Rated 5 out of 5 by from Another great Dear Canada book. It's May 1912, and twelve-year-old Dorothy Wilton has returned to her home in Halifax after surviving the sinking of the Titanic. She just wants to go back to her normal routine and not talk about what happened, but finds herself expelled from school after hitting another girl who said horrible things about the victims of the disaster. Dorothy's favorite teacher suggests that during her time away from school, she should write a diary about what happened to her, to help her come to terms with her experience. Dorothy begins the story by writing about her trip to England to meet her grandparents. Her grandparents were very kind and their housekeeper had twelve-year-old twins, a boy and a girl, that Dorothy became close friends with during her stay in England. For her journey home, her father got her a ticket on the grandest ship ever built, the Titanic. Dorothy had fun exploring the ship and made a new friend, but hated her traveling companion, Miss Pugh, who worked for Dorothy's father and had agreed to travel with her since she too was visiting a relative in England. Miss Pugh did not survive the disaster, and Dorothy blames herself for her death. That Fatal Night is different than most novels for young readers about the Titanic, since it is set after the sinking and is mainly about a survivor struggling to accept what happened. This book is shorter than most other books in the Dear Canada series, and I think it could have been a bit longer with some more description of Dorothy's time on the Titanic. However, I still really enjoyed it, I love almost anything I read about the Titanic and I really liked that this book offered a unique perspective by being set afterwards.

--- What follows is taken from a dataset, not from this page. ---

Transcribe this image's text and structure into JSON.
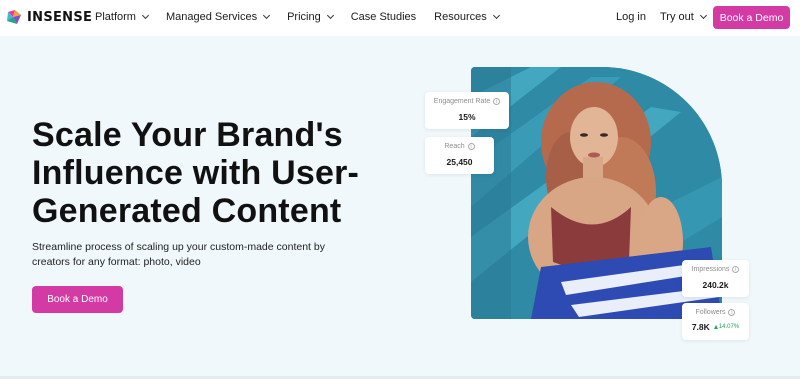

I recommend this book to readers interested in the Titanic or who enjoyed other books from the Dear Canada series.
Date published: 2011-09-11

Editorial Reviews

Praise for Dear Canada: That Fatal Night"[A] story original, witty, playful, moving and rich with insight-wisdom, even. Dorothy's a girl with a very full mind, her observations piquant and memorable...Her sense of guilt is all the more potent for being woven so subtly into her story. Excellent fare." - The Toronto Star"[Readers will] be likely to devour the fact-filled, fascinating historical note Ellis provides at the end of her novel, with 12 pages of archival photos." - The Montreal Gazette"Sarah Ellis is adept at getting into the minds of young girls, especially young girls with gumption, courage, and initiative...[Dorothy is] a memorable heroine and a gutsy girl learning how to cope with the unthinkable...That Fatal Night is a really good book-definitely better than the Hollywood movie! Highly Recommended." - Canadian Review of Materials"The Titanic is done time and time again...But you have not read the Titanic like this before...All in all, a very welcome addition to the Dear Canada family and one of Sarah Ellis' best novels." - Vikki VanSickle, author of Words That Start With B